IHUK AND EIHA PAY TRIBUTE TO BOB WILKINSON

Bob Wilkinson, a popular figure in UK ice hockey for more than 35 years, has passed away at the age of 74.

His dedication to the sport he loved so much was remarkable, in particular his contribution to junior ice hockey.

Bob’s love of the sport began in Durham in 1982 after he retired from the army following 23 years’ of service.

After taking charge of Durham juniors, followed by the under-19 team, he went onto become England U16s manager in 1984.

Two years later, he was asked by the then British Ice Hockey Association to form the first Great Britain Under-16 team. In 1987, Bob also helped form the first Conference tournament.

By now chairman of EIHA Junior League Management Committee, Bob was appointed as a director of the EIHA in 2001 and continued running their junior section, overseeing massive growth within junior ice hockey and the expansion of age groups across the EIHA structure.

He went on to be appointed as director for the England national teams.

In 2002, he was appointed to the IHUK board and had the responsibility of overseeing Great Britain U20s, GB U18s and Great Britain Women.

During his time in charge of these programmes, he was part of four gold-medal success, four silver and four bronze.

He also served as chairman of Ice Hockey UK between 2005 and 2008 and was made an honorary member of IHUK in March of last year – the first person to receive such an accolade.

Bob continued to serve on the EIHA board as his dedication to the sport never relented.

IHUK chairman, Richard Grieveson, said: “Everyone is saddened by the news of Bob’s passing.

“He was a very special man and his contribution to UK ice hockey was remarkable.

“He worked tirelessly with IHUK and the EIHA and his dedication to the sport was unrelenting.

“On behalf of Ice Hockey UK, I would like to send my condolences to his wife Val and all the family.”

EIHA chairman, Ken Taggart, said: “It’s a very sad day.
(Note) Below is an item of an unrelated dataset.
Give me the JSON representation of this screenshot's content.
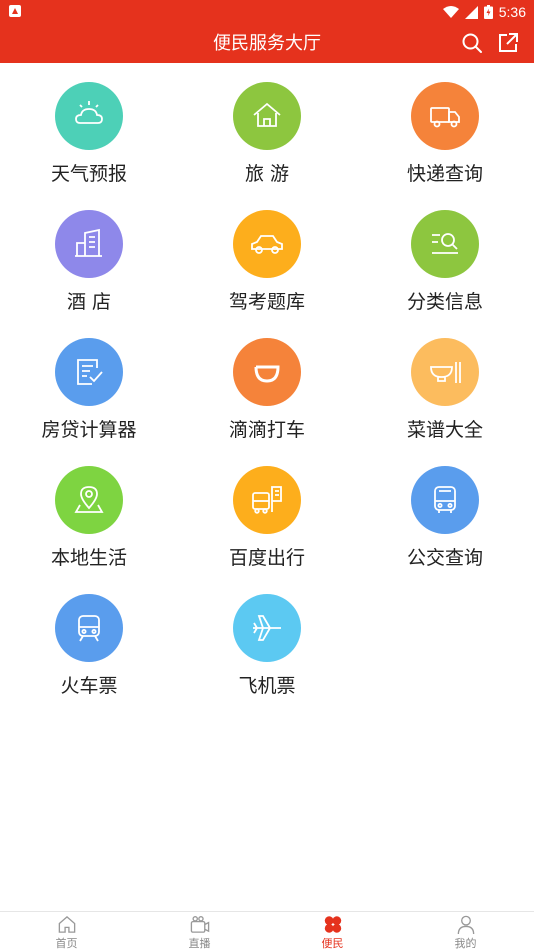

Bob devoted 35 years of his life to the sport and that knowledge and experience cannot easily be replaced.

“It can be said, with certainty, that Bob will not only be missed by his immediate family of Val, Yvonne, Robert and their families, but also his adopted ice hockey family of male and female hockey players that saw him as the grandfather of their sport – always there to pick them up when they were down.

“Bob has worked tirelessly for the benefit of youth players, going above and beyond the call of duty.

“There will be much that is written over the next few weeks that highlights Bob’s commitment to the Great Britain teams, England teams and youth hockey but if we are looking for a legacy, I believe it was his commitment to introduce the Conference tournament in 1987.

“The first Conference tournament had 12 teams and I am sure back then, little did he know that it would become a tournament that would be the envy of many countries around the world, now with 20 teams of the very best players from all over Great Britain coming together with a dream of making a national team.

“Bob, this is your legacy – thank you.”